Shame’s lying house of cards is built on a foundation of isolation. It came crashing down that day, when these four church friends shared their pain and fears with each other, all expecting to be rejected, but all finding loving acceptance instead. The four friends received that day the best gift from the Holy Spirit, true loving community. They let Authentic Christianity replace their fake religion, and they could never go back. And all it cost them was the risk of being vulnerable.

Their community didn’t change their situations, but it changed them, and it changed their response to their situations. It gave them something they didn’t have before—hope. They did not have to walk through it alone. And there was a fifth person there in all of their get-togethers—Jesus. “For where two or three gather in my name, there am I with them.” (Matthew 18:20)
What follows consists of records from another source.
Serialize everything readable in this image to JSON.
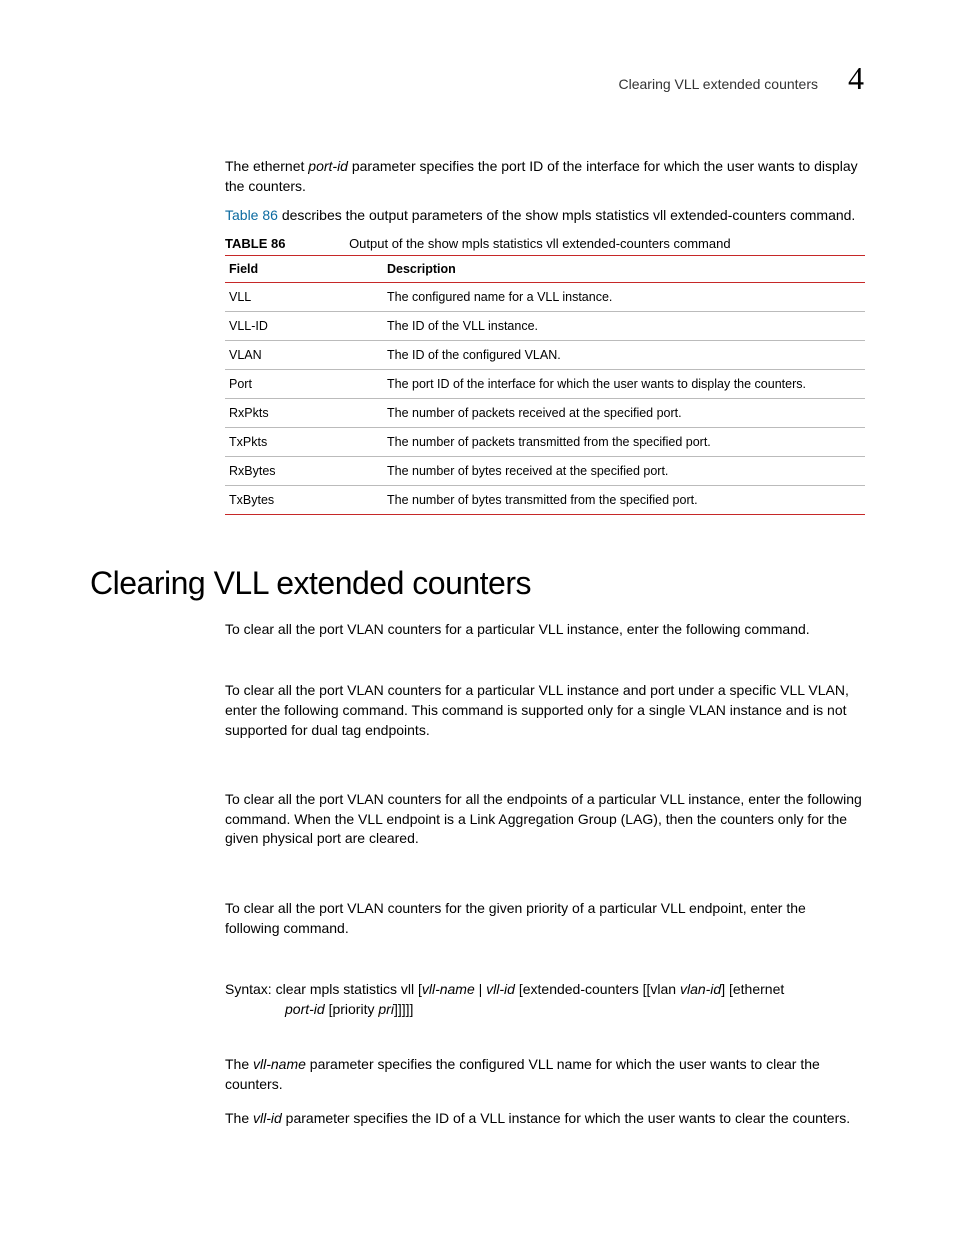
{
  "header": {
    "running_title": "Clearing VLL extended counters",
    "chapter_number": "4"
  },
  "intro": {
    "p1_pre": "The ethernet ",
    "p1_em": "port-id",
    "p1_post": " parameter specifies the port ID of the interface for which the user wants to display the counters.",
    "p2_link": "Table 86",
    "p2_post": " describes the output parameters of the show mpls statistics vll extended-counters command."
  },
  "table": {
    "label": "TABLE 86",
    "title": "Output of the show mpls statistics vll extended-counters command",
    "columns": {
      "field": "Field",
      "description": "Description"
    },
    "rows": [
      {
        "field": "VLL",
        "description": "The configured name for a VLL instance."
      },
      {
        "field": "VLL-ID",
        "description": "The ID of the VLL instance."
      },
      {
        "field": "VLAN",
        "description": "The ID of the configured VLAN."
      },
      {
        "field": "Port",
        "description": "The port ID of the interface for which the user wants to display the counters."
      },
      {
        "field": "RxPkts",
        "description": "The number of packets received at the specified port."
      },
      {
        "field": "TxPkts",
        "description": "The number of packets transmitted from the specified port."
      },
      {
        "field": "RxBytes",
        "description": "The number of bytes received at the specified port."
      },
      {
        "field": "TxBytes",
        "description": "The number of bytes transmitted from the specified port."
      }
    ]
  },
  "section_heading": "Clearing VLL extended counters",
  "paras": {
    "p1": "To clear all the port VLAN counters for a particular VLL instance, enter the following command.",
    "p2": "To clear all the port VLAN counters for a particular VLL instance and port under a specific VLL VLAN, enter the following command. This command is supported only for a single VLAN instance and is not supported for dual tag endpoints.",
    "p3": "To clear all the port VLAN counters for all the endpoints of a particular VLL instance, enter the following command. When the VLL endpoint is a Link Aggregation Group (LAG), then the counters only for the given physical port are cleared.",
    "p4": "To clear all the port VLAN counters for the given priority of a particular VLL endpoint, enter the following command."
  },
  "syntax": {
    "label": "Syntax:",
    "line1_pre": "  clear mpls statistics vll [",
    "vll_name": "vll-name",
    "sep1": " | ",
    "vll_id": "vll-id",
    "line1_mid": " [extended-counters  [[vlan ",
    "vlan_id": "vlan-id",
    "line1_post": "] [ethernet",
    "line2_pre": "",
    "port_id": "port-id",
    "line2_mid": " [priority ",
    "pri": "pri",
    "line2_post": "]]]]]"
  },
  "tail": {
    "p1_pre": "The ",
    "p1_em": "vll-name",
    "p1_post": " parameter specifies the configured VLL name for which the user wants to clear the counters.",
    "p2_pre": "The ",
    "p2_em": "vll-id",
    "p2_post": " parameter specifies the ID of a VLL instance for which the user wants to clear the counters."
  }
}
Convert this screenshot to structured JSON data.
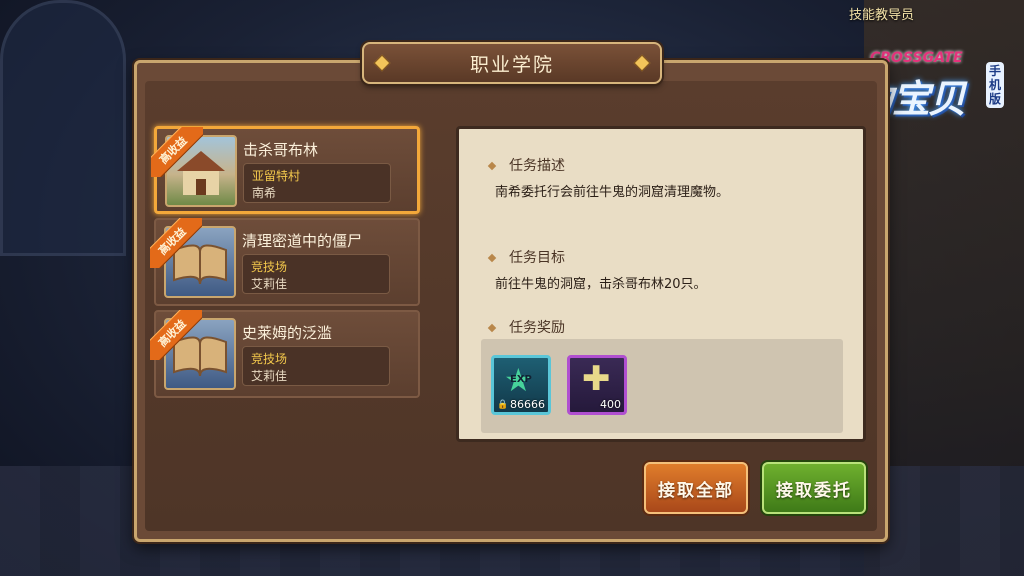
{
  "npc_label": "技能教导员",
  "logo": {
    "title": "魔力宝贝",
    "subtitle": "CROSSGATE",
    "edition": "手机版"
  },
  "panel": {
    "title": "职业学院"
  },
  "quests": [
    {
      "badge": "高收益",
      "name": "击杀哥布林",
      "location": "亚留特村",
      "npc": "南希",
      "thumb_icon": "house-icon",
      "selected": true
    },
    {
      "badge": "高收益",
      "name": "清理密道中的僵尸",
      "location": "竞技场",
      "npc": "艾莉佳",
      "thumb_icon": "book-icon",
      "selected": false
    },
    {
      "badge": "高收益",
      "name": "史莱姆的泛滥",
      "location": "竞技场",
      "npc": "艾莉佳",
      "thumb_icon": "book-icon",
      "selected": false
    }
  ],
  "detail": {
    "description_heading": "任务描述",
    "description": "南希委托行会前往牛鬼的洞窟清理魔物。",
    "objective_heading": "任务目标",
    "objective": "前往牛鬼的洞窟，击杀哥布林20只。",
    "reward_heading": "任务奖励",
    "rewards": [
      {
        "icon": "exp-star-icon",
        "label": "EXP",
        "quantity": "86666",
        "locked": true
      },
      {
        "icon": "cross-item-icon",
        "quantity": "400",
        "locked": false
      }
    ]
  },
  "buttons": {
    "accept_all": "接取全部",
    "accept": "接取委托"
  },
  "colors": {
    "selected_border": "#f3a83a",
    "badge": "#e36a19",
    "accept_all": "#e07d2b",
    "accept": "#6fb02e"
  }
}
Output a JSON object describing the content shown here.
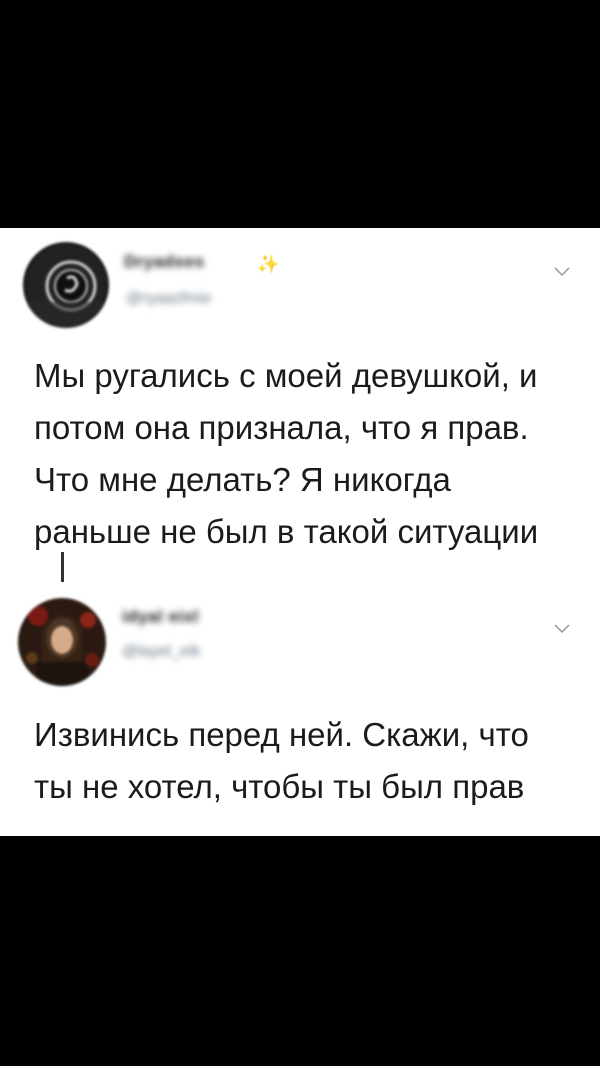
{
  "tweets": [
    {
      "display_name": "Dryadxes",
      "handle": "@ryaazfmie",
      "text": "Мы ругались с моей девушкой, и\nпотом она признала, что я прав.\nЧто мне делать? Я никогда\nраньше не был в такой ситуации"
    },
    {
      "display_name": "idyal eixl",
      "handle": "@layel_eik",
      "text": "Извинись перед ней. Скажи, что\nты не хотел, чтобы ты был прав"
    }
  ],
  "icons": {
    "sparkle": "✨",
    "chevron": "chevron-down-icon"
  },
  "colors": {
    "background": "#000000",
    "card": "#ffffff",
    "text": "#1b1b1b",
    "handle": "#657786"
  }
}
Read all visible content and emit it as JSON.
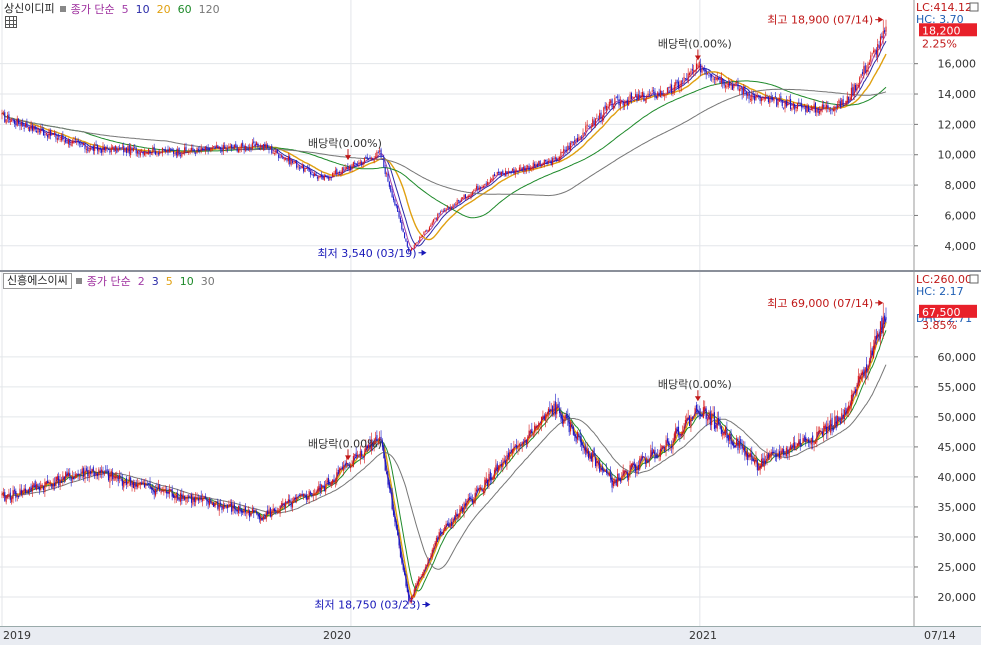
{
  "panes": [
    {
      "name": "상신이디피",
      "indicator": "종가 단순",
      "periods": [
        {
          "label": "5",
          "color": "#a23ea8"
        },
        {
          "label": "10",
          "color": "#2a2aa8"
        },
        {
          "label": "20",
          "color": "#e0a010"
        },
        {
          "label": "60",
          "color": "#1e8a2a"
        },
        {
          "label": "120",
          "color": "#777777"
        }
      ],
      "lc_label": "LC:414.12",
      "hc_label": "HC: 3.70",
      "current_label": "18,200",
      "change_label": "2.25%",
      "ymin": 2800,
      "ymax": 19800,
      "yticks": [
        "4,000",
        "6,000",
        "8,000",
        "10,000",
        "12,000",
        "14,000",
        "16,000"
      ],
      "high_label": "최고 18,900 (07/14)",
      "low_label": "최저 3,540 (03/19)",
      "dividend_labels": [
        "배당락(0.00%)",
        "배당락(0.00%)"
      ]
    },
    {
      "name": "신흥에스이씨",
      "indicator": "종가 단순",
      "periods": [
        {
          "label": "2",
          "color": "#a23ea8"
        },
        {
          "label": "3",
          "color": "#2a2aa8"
        },
        {
          "label": "5",
          "color": "#e0a010"
        },
        {
          "label": "10",
          "color": "#1e8a2a"
        },
        {
          "label": "30",
          "color": "#777777"
        }
      ],
      "lc_label": "LC:260.00",
      "hc_label": "HC: 2.17",
      "dhc_label": "DHC: 2.71",
      "current_label": "67,500",
      "change_label": "3.85%",
      "ymin": 16500,
      "ymax": 72800,
      "yticks": [
        "20,000",
        "25,000",
        "30,000",
        "35,000",
        "40,000",
        "45,000",
        "50,000",
        "55,000",
        "60,000"
      ],
      "high_label": "최고 69,000 (07/14)",
      "low_label": "최저 18,750 (03/23)",
      "dividend_labels": [
        "배당락(0.00%)",
        "배당락(0.00%)"
      ]
    }
  ],
  "x_axis": [
    "2019",
    "2020",
    "2021",
    "07/14"
  ],
  "colors": {
    "up": "#d81818",
    "down": "#1818c8",
    "accent": "#e8202a"
  },
  "chart_data": [
    {
      "type": "candlestick",
      "title": "상신이디피",
      "x": [
        "2019-01",
        "2019-04",
        "2019-07",
        "2019-10",
        "2019-12",
        "2020-02",
        "2020-03",
        "2020-04",
        "2020-06",
        "2020-08",
        "2020-10",
        "2020-12",
        "2021-01",
        "2021-03",
        "2021-05",
        "2021-06",
        "2021-07-14"
      ],
      "close": [
        12500,
        10400,
        10200,
        10600,
        8400,
        10100,
        3600,
        6000,
        8700,
        9600,
        13400,
        14200,
        15800,
        13700,
        13000,
        13400,
        18200
      ],
      "high": 18900,
      "low": 3540,
      "ylim": [
        2800,
        19800
      ],
      "moving_averages": [
        "5",
        "10",
        "20",
        "60",
        "120"
      ]
    },
    {
      "type": "candlestick",
      "title": "신흥에스이씨",
      "x": [
        "2019-01",
        "2019-04",
        "2019-07",
        "2019-10",
        "2019-12",
        "2020-02",
        "2020-03",
        "2020-04",
        "2020-06",
        "2020-08",
        "2020-10",
        "2020-12",
        "2021-01",
        "2021-03",
        "2021-05",
        "2021-06",
        "2021-07-14"
      ],
      "close": [
        36500,
        41000,
        37000,
        33500,
        38000,
        47000,
        19000,
        30000,
        41000,
        51500,
        39000,
        46000,
        51500,
        42000,
        47000,
        50000,
        67500
      ],
      "high": 69000,
      "low": 18750,
      "ylim": [
        16500,
        72800
      ],
      "moving_averages": [
        "2",
        "3",
        "5",
        "10",
        "30"
      ]
    }
  ]
}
We receive healing when we let ourselves be loved to life by others in the Body of Christ. So often letting someone else into our struggle is 90% of the victory. Honestly sharing our sin, our pain, our fears, with a few trusted brothers or sisters in the Body of Christ so often breaks the majority of shame’s power.

Everyone doesn’t need to know your secrets, but someone does. Find that trusted person, a brother or sister in the Lord, and break shame’s isolating hold on you by confiding in them. We all desperately want to be known, and at the same time are terrified of being known. We hide with all our might, desperately longing to be found.

When the masks and methods we’ve used to hide stop working, and things are crashing around us, often it’s the Holy Spirit doing that, because he’s exposing something he desperately wants to heal. God is for us. We don’t have to earn his love, we already have it.

How about you? Does this resonate? Do you have a safe Christian community? We’d love to hear your story. Have you been loved to life? I have. And please share this if you think this would bless someone else.